When referring to Japanese Americans who were imprisoned because of their country of origin, what is the proper way to discuss it?
The Densho Project is the authority on the WW2 incarceration of Japanese Americans and Executive Order 9066. They have thousands of articles as an Encyclopedia of Japanese American History: An A-to-Z Reference. Densho documents the testimonies of Japanese Americans who were unjustly incarcerated during World War II before their memories are extinguished. We offer these irreplaceable firsthand accounts, coupled with historical images and teacher resources, to explore principles of democracy and promote equal justice for all.
Densho is a Japanese term meaning “to pass on to the next generation,” or to leave a legacy.
They have hundreds of interviews, teaching plans, articles, videos and even a podcast.
Campu weaves together the voices of survivors to spin narratives out of the seemingly mundane things that gave shape to the incarceration experience: rocks, fences, food, paper. Follow along as hosts Hana and Noah Maruyama move far beyond the standard Japanese American incarceration 101 and into more intimate and lesser-known corners of this history. Campu tells the story of Japanese American incarceration like you’ve never heard it before.

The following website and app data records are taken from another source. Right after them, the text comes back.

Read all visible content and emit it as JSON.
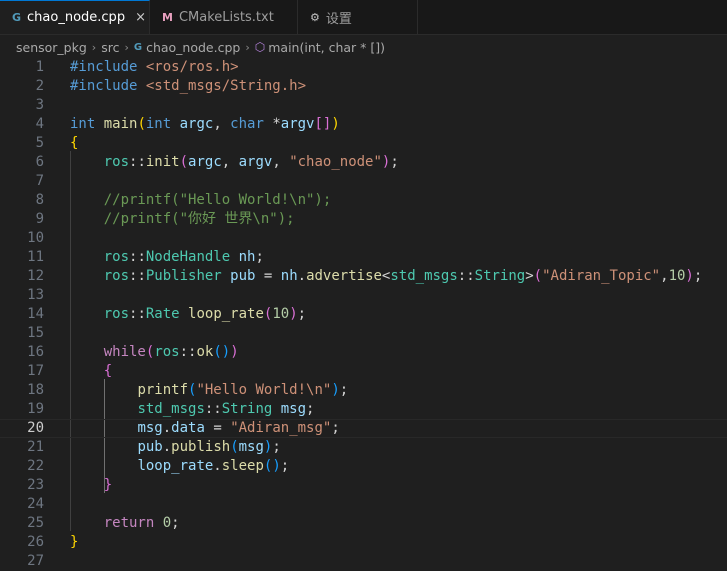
{
  "tabs": [
    {
      "icon": "C++",
      "label": "chao_node.cpp",
      "close": "×"
    },
    {
      "icon": "M",
      "label": "CMakeLists.txt"
    },
    {
      "icon": "⚙",
      "label": "设置"
    }
  ],
  "breadcrumb": {
    "folder1": "sensor_pkg",
    "folder2": "src",
    "file": "chao_node.cpp",
    "symbol": "main(int, char * [])",
    "separator": "›"
  },
  "editor": {
    "current_line": 20,
    "lines": [
      {
        "n": "1",
        "tokens": [
          [
            "#include ",
            "kw"
          ],
          [
            "<ros/ros.h>",
            "str"
          ]
        ]
      },
      {
        "n": "2",
        "tokens": [
          [
            "#include ",
            "kw"
          ],
          [
            "<std_msgs/String.h>",
            "str"
          ]
        ]
      },
      {
        "n": "3",
        "tokens": []
      },
      {
        "n": "4",
        "tokens": [
          [
            "int ",
            "kw"
          ],
          [
            "main",
            "fn"
          ],
          [
            "(",
            "br1"
          ],
          [
            "int ",
            "kw"
          ],
          [
            "argc",
            "var"
          ],
          [
            ", ",
            "pl"
          ],
          [
            "char ",
            "kw"
          ],
          [
            "*",
            "pl"
          ],
          [
            "argv",
            "var"
          ],
          [
            "[]",
            "br2"
          ],
          [
            ")",
            "br1"
          ]
        ]
      },
      {
        "n": "5",
        "tokens": [
          [
            "{",
            "br1"
          ]
        ]
      },
      {
        "n": "6",
        "tokens": [
          [
            "    ",
            "pl"
          ],
          [
            "ros",
            "ns"
          ],
          [
            "::",
            "pl"
          ],
          [
            "init",
            "fn"
          ],
          [
            "(",
            "br2"
          ],
          [
            "argc",
            "var"
          ],
          [
            ", ",
            "pl"
          ],
          [
            "argv",
            "var"
          ],
          [
            ", ",
            "pl"
          ],
          [
            "\"chao_node\"",
            "str"
          ],
          [
            ")",
            "br2"
          ],
          [
            ";",
            "pl"
          ]
        ]
      },
      {
        "n": "7",
        "tokens": []
      },
      {
        "n": "8",
        "tokens": [
          [
            "    ",
            "pl"
          ],
          [
            "//printf(\"Hello World!\\n\");",
            "com"
          ]
        ]
      },
      {
        "n": "9",
        "tokens": [
          [
            "    ",
            "pl"
          ],
          [
            "//printf(\"你好 世界\\n\");",
            "com"
          ]
        ]
      },
      {
        "n": "10",
        "tokens": []
      },
      {
        "n": "11",
        "tokens": [
          [
            "    ",
            "pl"
          ],
          [
            "ros",
            "ns"
          ],
          [
            "::",
            "pl"
          ],
          [
            "NodeHandle ",
            "type"
          ],
          [
            "nh",
            "var"
          ],
          [
            ";",
            "pl"
          ]
        ]
      },
      {
        "n": "12",
        "tokens": [
          [
            "    ",
            "pl"
          ],
          [
            "ros",
            "ns"
          ],
          [
            "::",
            "pl"
          ],
          [
            "Publisher ",
            "type"
          ],
          [
            "pub",
            "var"
          ],
          [
            " = ",
            "pl"
          ],
          [
            "nh",
            "var"
          ],
          [
            ".",
            "pl"
          ],
          [
            "advertise",
            "fn"
          ],
          [
            "<",
            "pl"
          ],
          [
            "std_msgs",
            "ns"
          ],
          [
            "::",
            "pl"
          ],
          [
            "String",
            "type"
          ],
          [
            ">",
            "pl"
          ],
          [
            "(",
            "br2"
          ],
          [
            "\"Adiran_Topic\"",
            "str"
          ],
          [
            ",",
            "pl"
          ],
          [
            "10",
            "num"
          ],
          [
            ")",
            "br2"
          ],
          [
            ";",
            "pl"
          ]
        ]
      },
      {
        "n": "13",
        "tokens": []
      },
      {
        "n": "14",
        "tokens": [
          [
            "    ",
            "pl"
          ],
          [
            "ros",
            "ns"
          ],
          [
            "::",
            "pl"
          ],
          [
            "Rate ",
            "type"
          ],
          [
            "loop_rate",
            "fn"
          ],
          [
            "(",
            "br2"
          ],
          [
            "10",
            "num"
          ],
          [
            ")",
            "br2"
          ],
          [
            ";",
            "pl"
          ]
        ]
      },
      {
        "n": "15",
        "tokens": []
      },
      {
        "n": "16",
        "tokens": [
          [
            "    ",
            "pl"
          ],
          [
            "while",
            "ctrl"
          ],
          [
            "(",
            "br2"
          ],
          [
            "ros",
            "ns"
          ],
          [
            "::",
            "pl"
          ],
          [
            "ok",
            "fn"
          ],
          [
            "()",
            "br3"
          ],
          [
            ")",
            "br2"
          ]
        ]
      },
      {
        "n": "17",
        "tokens": [
          [
            "    ",
            "pl"
          ],
          [
            "{",
            "br2"
          ]
        ]
      },
      {
        "n": "18",
        "tokens": [
          [
            "        ",
            "pl"
          ],
          [
            "printf",
            "fn"
          ],
          [
            "(",
            "br3"
          ],
          [
            "\"Hello World!\\n\"",
            "str"
          ],
          [
            ")",
            "br3"
          ],
          [
            ";",
            "pl"
          ]
        ]
      },
      {
        "n": "19",
        "tokens": [
          [
            "        ",
            "pl"
          ],
          [
            "std_msgs",
            "ns"
          ],
          [
            "::",
            "pl"
          ],
          [
            "String ",
            "type"
          ],
          [
            "msg",
            "var"
          ],
          [
            ";",
            "pl"
          ]
        ]
      },
      {
        "n": "20",
        "tokens": [
          [
            "        ",
            "pl"
          ],
          [
            "msg",
            "var"
          ],
          [
            ".",
            "pl"
          ],
          [
            "data",
            "var"
          ],
          [
            " = ",
            "pl"
          ],
          [
            "\"Adiran_msg\"",
            "str"
          ],
          [
            ";",
            "pl"
          ]
        ]
      },
      {
        "n": "21",
        "tokens": [
          [
            "        ",
            "pl"
          ],
          [
            "pub",
            "var"
          ],
          [
            ".",
            "pl"
          ],
          [
            "publish",
            "fn"
          ],
          [
            "(",
            "br3"
          ],
          [
            "msg",
            "var"
          ],
          [
            ")",
            "br3"
          ],
          [
            ";",
            "pl"
          ]
        ]
      },
      {
        "n": "22",
        "tokens": [
          [
            "        ",
            "pl"
          ],
          [
            "loop_rate",
            "var"
          ],
          [
            ".",
            "pl"
          ],
          [
            "sleep",
            "fn"
          ],
          [
            "()",
            "br3"
          ],
          [
            ";",
            "pl"
          ]
        ]
      },
      {
        "n": "23",
        "tokens": [
          [
            "    ",
            "pl"
          ],
          [
            "}",
            "br2"
          ]
        ]
      },
      {
        "n": "24",
        "tokens": []
      },
      {
        "n": "25",
        "tokens": [
          [
            "    ",
            "pl"
          ],
          [
            "return ",
            "ctrl"
          ],
          [
            "0",
            "num"
          ],
          [
            ";",
            "pl"
          ]
        ]
      },
      {
        "n": "26",
        "tokens": [
          [
            "}",
            "br1"
          ]
        ]
      },
      {
        "n": "27",
        "tokens": []
      }
    ]
  }
}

Order 9066 chronicles the history of this incarceration through vivid, first-person accounts of those who lived through it. The series explores how this shocking violation of American democracy came to pass, and its legacy in the present.
President Franklin D. Roosevelt signed Executive Order 9066 just months after Japan bombed Pearl Harbor. Some 120,000 people of Japanese ancestry were forced from their homes on the West Coast and sent to one of ten “relocation” camps, where they were imprisoned behind barbed wire for the length of the war. Two-thirds of them were American citizens.